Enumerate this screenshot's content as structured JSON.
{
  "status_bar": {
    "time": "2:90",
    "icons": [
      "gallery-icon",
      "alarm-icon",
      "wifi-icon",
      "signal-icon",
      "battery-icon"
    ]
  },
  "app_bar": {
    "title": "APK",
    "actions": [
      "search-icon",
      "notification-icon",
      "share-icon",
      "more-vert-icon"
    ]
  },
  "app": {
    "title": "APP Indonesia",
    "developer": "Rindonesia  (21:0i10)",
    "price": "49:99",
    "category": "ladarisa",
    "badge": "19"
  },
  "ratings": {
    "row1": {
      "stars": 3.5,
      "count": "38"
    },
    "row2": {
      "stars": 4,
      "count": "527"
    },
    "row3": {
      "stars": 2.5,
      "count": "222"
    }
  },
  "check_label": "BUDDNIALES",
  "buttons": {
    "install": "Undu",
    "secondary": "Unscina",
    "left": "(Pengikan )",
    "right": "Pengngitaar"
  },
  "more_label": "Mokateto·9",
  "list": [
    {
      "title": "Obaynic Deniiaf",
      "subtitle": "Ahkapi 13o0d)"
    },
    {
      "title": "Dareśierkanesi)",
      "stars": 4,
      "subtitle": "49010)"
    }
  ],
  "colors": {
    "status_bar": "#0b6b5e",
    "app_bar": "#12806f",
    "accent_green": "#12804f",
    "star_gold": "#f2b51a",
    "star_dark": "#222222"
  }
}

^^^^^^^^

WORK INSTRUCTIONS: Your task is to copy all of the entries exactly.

FINAL ANSWER:
Enumerate this screenshot's content as structured JSON.
{
  "status_bar": {
    "time": "2:90",
    "icons": [
      "gallery-icon",
      "alarm-icon",
      "wifi-icon",
      "signal-icon",
      "battery-icon"
    ]
  },
  "app_bar": {
    "title": "APK",
    "actions": [
      "search-icon",
      "notification-icon",
      "share-icon",
      "more-vert-icon"
    ]
  },
  "app": {
    "title": "APP Indonesia",
    "developer": "Rindonesia  (21:0i10)",
    "price": "49:99",
    "category": "ladarisa",
    "badge": "19"
  },
  "ratings": {
    "row1": {
      "stars": 3.5,
      "count": "38"
    },
    "row2": {
      "stars": 4,
      "count": "527"
    },
    "row3": {
      "stars": 2.5,
      "count": "222"
    }
  },
  "check_label": "BUDDNIALES",
  "buttons": {
    "install": "Undu",
    "secondary": "Unscina",
    "left": "(Pengikan )",
    "right": "Pengngitaar"
  },
  "more_label": "Mokateto·9",
  "list": [
    {
      "title": "Obaynic Deniiaf",
      "subtitle": "Ahkapi 13o0d)"
    },
    {
      "title": "Dareśierkanesi)",
      "stars": 4,
      "subtitle": "49010)"
    }
  ],
  "colors": {
    "status_bar": "#0b6b5e",
    "app_bar": "#12806f",
    "accent_green": "#12804f",
    "star_gold": "#f2b51a",
    "star_dark": "#222222"
  }
}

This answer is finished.